[Records from a data source]

◆ ◆ ◆

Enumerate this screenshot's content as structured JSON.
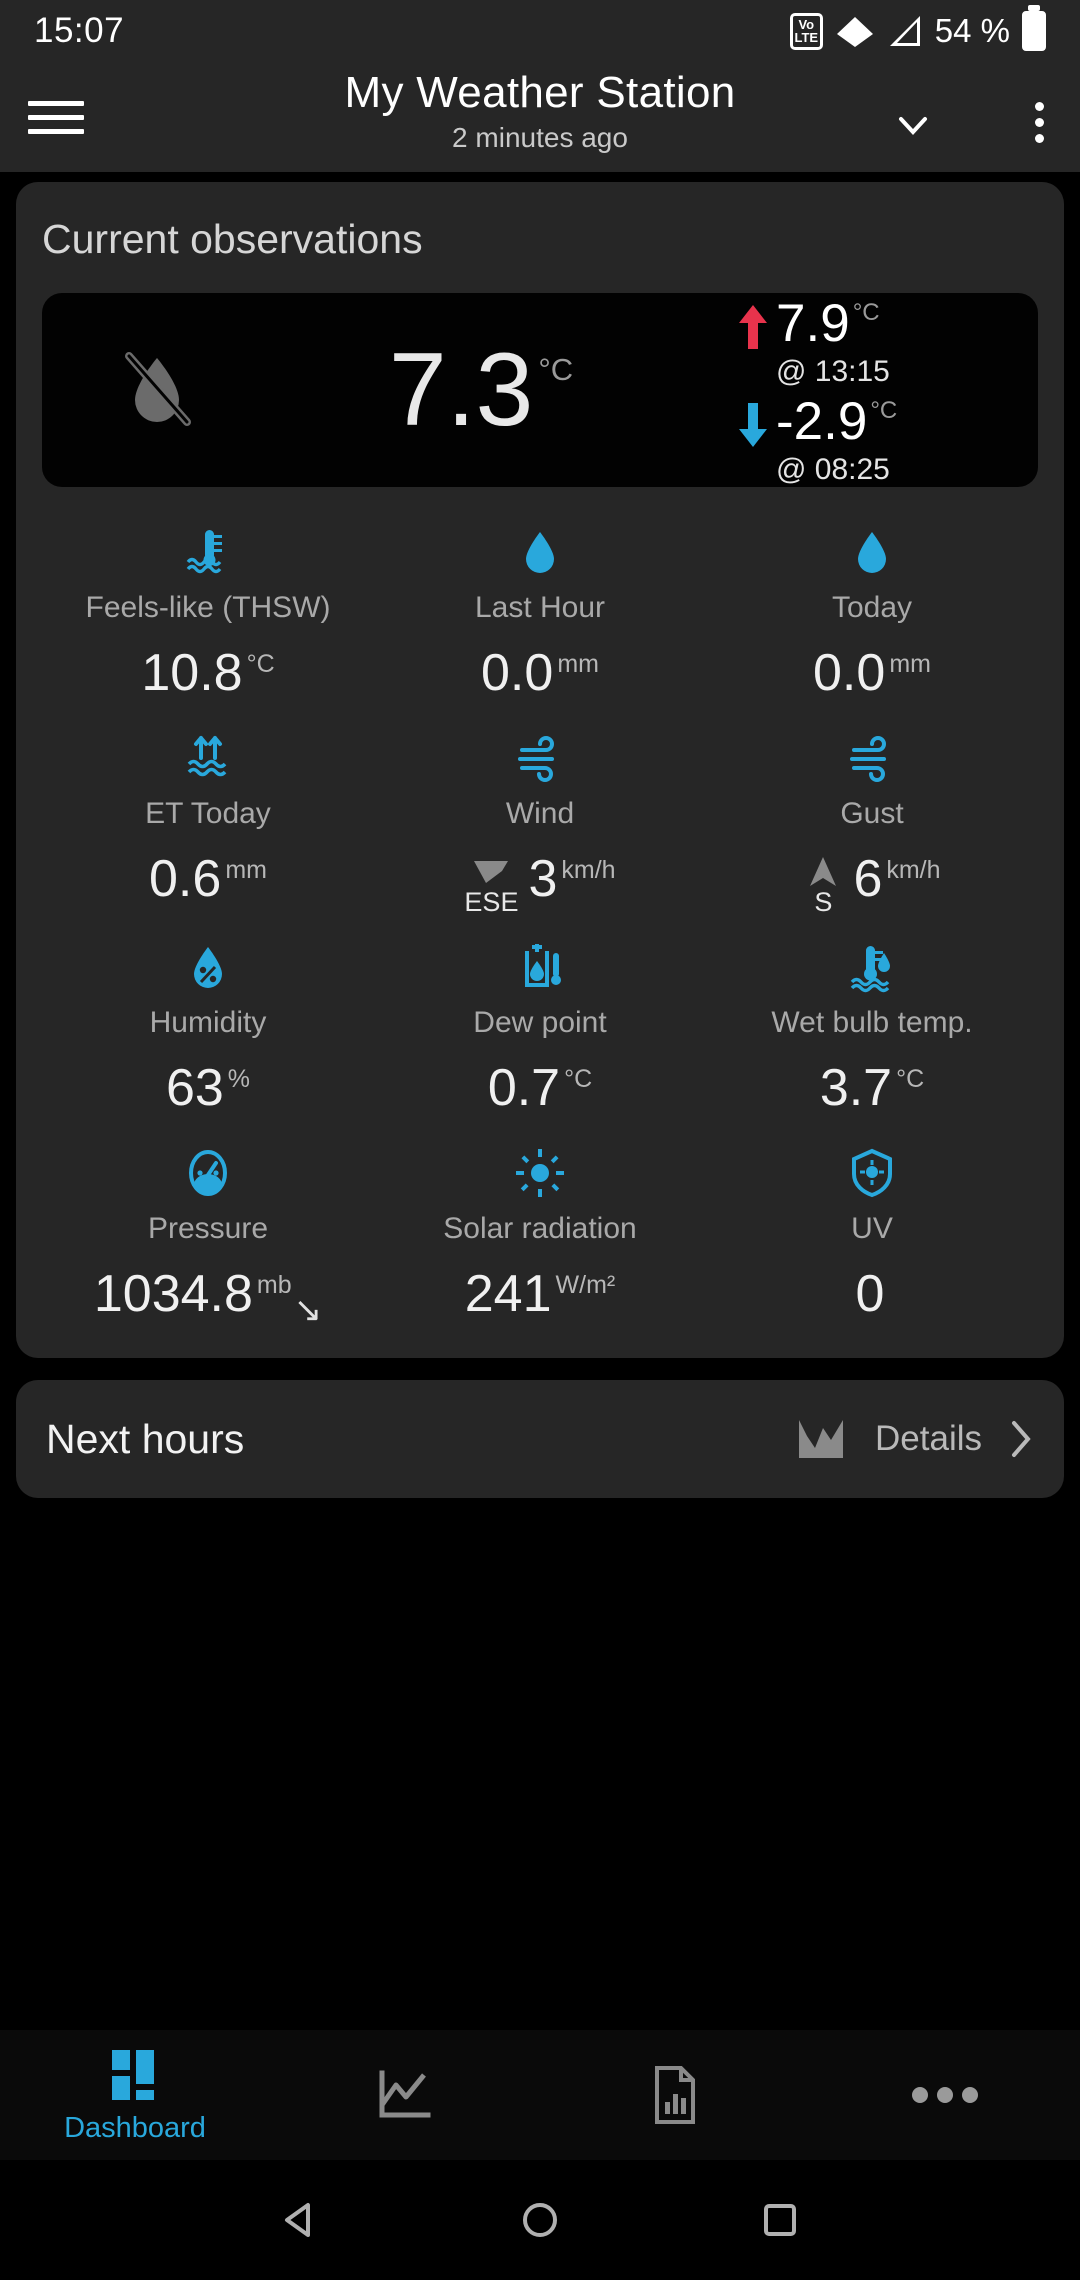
{
  "status_bar": {
    "time": "15:07",
    "network_badge": "VoLTE",
    "volte_top": "Vo",
    "volte_bottom": "LTE",
    "battery_percent": "54 %",
    "icons": [
      "volte-icon",
      "wifi-icon",
      "cellular-signal-icon",
      "battery-icon"
    ]
  },
  "app_bar": {
    "menu_icon": "hamburger-menu-icon",
    "title": "My Weather Station",
    "subtitle": "2 minutes ago",
    "dropdown_icon": "chevron-down-icon",
    "overflow_icon": "kebab-menu-icon"
  },
  "observations": {
    "card_title": "Current observations",
    "hero": {
      "condition_icon": "no-rain-droplet-slashed-icon",
      "temperature": "7.3",
      "temperature_unit": "°C",
      "high": {
        "arrow_icon": "arrow-up-icon",
        "value": "7.9",
        "unit": "°C",
        "time": "@ 13:15",
        "color": "#E8334C"
      },
      "low": {
        "arrow_icon": "arrow-down-icon",
        "value": "-2.9",
        "unit": "°C",
        "time": "@ 08:25",
        "color": "#29A8DC"
      }
    },
    "metrics": [
      {
        "icon": "thermometer-water-icon",
        "label": "Feels-like (THSW)",
        "value": "10.8",
        "unit": "°C"
      },
      {
        "icon": "water-droplet-icon",
        "label": "Last Hour",
        "value": "0.0",
        "unit": "mm"
      },
      {
        "icon": "water-droplet-icon",
        "label": "Today",
        "value": "0.0",
        "unit": "mm"
      },
      {
        "icon": "evapotranspiration-icon",
        "label": "ET Today",
        "value": "0.6",
        "unit": "mm"
      },
      {
        "icon": "wind-icon",
        "label": "Wind",
        "value": "3",
        "unit": "km/h",
        "direction": "ESE",
        "direction_icon": "wind-direction-arrow-icon"
      },
      {
        "icon": "wind-icon",
        "label": "Gust",
        "value": "6",
        "unit": "km/h",
        "direction": "S",
        "direction_icon": "wind-direction-arrow-icon"
      },
      {
        "icon": "humidity-droplet-percent-icon",
        "label": "Humidity",
        "value": "63",
        "unit": "%"
      },
      {
        "icon": "dew-point-icon",
        "label": "Dew point",
        "value": "0.7",
        "unit": "°C"
      },
      {
        "icon": "wet-bulb-thermometer-icon",
        "label": "Wet bulb temp.",
        "value": "3.7",
        "unit": "°C"
      },
      {
        "icon": "pressure-gauge-icon",
        "label": "Pressure",
        "value": "1034.8",
        "unit": "mb",
        "trend": "↘"
      },
      {
        "icon": "sun-icon",
        "label": "Solar radiation",
        "value": "241",
        "unit": "W/m²"
      },
      {
        "icon": "uv-shield-icon",
        "label": "UV",
        "value": "0",
        "unit": ""
      }
    ],
    "accent_color": "#29A8DC"
  },
  "next_hours": {
    "title": "Next hours",
    "chart_icon": "line-chart-icon",
    "details_label": "Details",
    "chevron_icon": "chevron-right-icon"
  },
  "bottom_nav": {
    "items": [
      {
        "icon": "dashboard-grid-icon",
        "label": "Dashboard",
        "active": true
      },
      {
        "icon": "line-chart-icon",
        "label": "",
        "active": false
      },
      {
        "icon": "report-document-icon",
        "label": "",
        "active": false
      },
      {
        "icon": "more-dots-icon",
        "label": "",
        "active": false
      }
    ],
    "active_color": "#29A8DC"
  },
  "system_nav": {
    "back_icon": "triangle-back-icon",
    "home_icon": "circle-home-icon",
    "recents_icon": "square-recents-icon"
  }
}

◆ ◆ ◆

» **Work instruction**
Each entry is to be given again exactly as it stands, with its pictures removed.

» **Solution to this exercise**
Enumerate this screenshot's content as structured JSON.
{
  "status_bar": {
    "time": "15:07",
    "network_badge": "VoLTE",
    "volte_top": "Vo",
    "volte_bottom": "LTE",
    "battery_percent": "54 %",
    "icons": [
      "volte-icon",
      "wifi-icon",
      "cellular-signal-icon",
      "battery-icon"
    ]
  },
  "app_bar": {
    "menu_icon": "hamburger-menu-icon",
    "title": "My Weather Station",
    "subtitle": "2 minutes ago",
    "dropdown_icon": "chevron-down-icon",
    "overflow_icon": "kebab-menu-icon"
  },
  "observations": {
    "card_title": "Current observations",
    "hero": {
      "condition_icon": "no-rain-droplet-slashed-icon",
      "temperature": "7.3",
      "temperature_unit": "°C",
      "high": {
        "arrow_icon": "arrow-up-icon",
        "value": "7.9",
        "unit": "°C",
        "time": "@ 13:15",
        "color": "#E8334C"
      },
      "low": {
        "arrow_icon": "arrow-down-icon",
        "value": "-2.9",
        "unit": "°C",
        "time": "@ 08:25",
        "color": "#29A8DC"
      }
    },
    "metrics": [
      {
        "icon": "thermometer-water-icon",
        "label": "Feels-like (THSW)",
        "value": "10.8",
        "unit": "°C"
      },
      {
        "icon": "water-droplet-icon",
        "label": "Last Hour",
        "value": "0.0",
        "unit": "mm"
      },
      {
        "icon": "water-droplet-icon",
        "label": "Today",
        "value": "0.0",
        "unit": "mm"
      },
      {
        "icon": "evapotranspiration-icon",
        "label": "ET Today",
        "value": "0.6",
        "unit": "mm"
      },
      {
        "icon": "wind-icon",
        "label": "Wind",
        "value": "3",
        "unit": "km/h",
        "direction": "ESE",
        "direction_icon": "wind-direction-arrow-icon"
      },
      {
        "icon": "wind-icon",
        "label": "Gust",
        "value": "6",
        "unit": "km/h",
        "direction": "S",
        "direction_icon": "wind-direction-arrow-icon"
      },
      {
        "icon": "humidity-droplet-percent-icon",
        "label": "Humidity",
        "value": "63",
        "unit": "%"
      },
      {
        "icon": "dew-point-icon",
        "label": "Dew point",
        "value": "0.7",
        "unit": "°C"
      },
      {
        "icon": "wet-bulb-thermometer-icon",
        "label": "Wet bulb temp.",
        "value": "3.7",
        "unit": "°C"
      },
      {
        "icon": "pressure-gauge-icon",
        "label": "Pressure",
        "value": "1034.8",
        "unit": "mb",
        "trend": "↘"
      },
      {
        "icon": "sun-icon",
        "label": "Solar radiation",
        "value": "241",
        "unit": "W/m²"
      },
      {
        "icon": "uv-shield-icon",
        "label": "UV",
        "value": "0",
        "unit": ""
      }
    ],
    "accent_color": "#29A8DC"
  },
  "next_hours": {
    "title": "Next hours",
    "chart_icon": "line-chart-icon",
    "details_label": "Details",
    "chevron_icon": "chevron-right-icon"
  },
  "bottom_nav": {
    "items": [
      {
        "icon": "dashboard-grid-icon",
        "label": "Dashboard",
        "active": true
      },
      {
        "icon": "line-chart-icon",
        "label": "",
        "active": false
      },
      {
        "icon": "report-document-icon",
        "label": "",
        "active": false
      },
      {
        "icon": "more-dots-icon",
        "label": "",
        "active": false
      }
    ],
    "active_color": "#29A8DC"
  },
  "system_nav": {
    "back_icon": "triangle-back-icon",
    "home_icon": "circle-home-icon",
    "recents_icon": "square-recents-icon"
  }
}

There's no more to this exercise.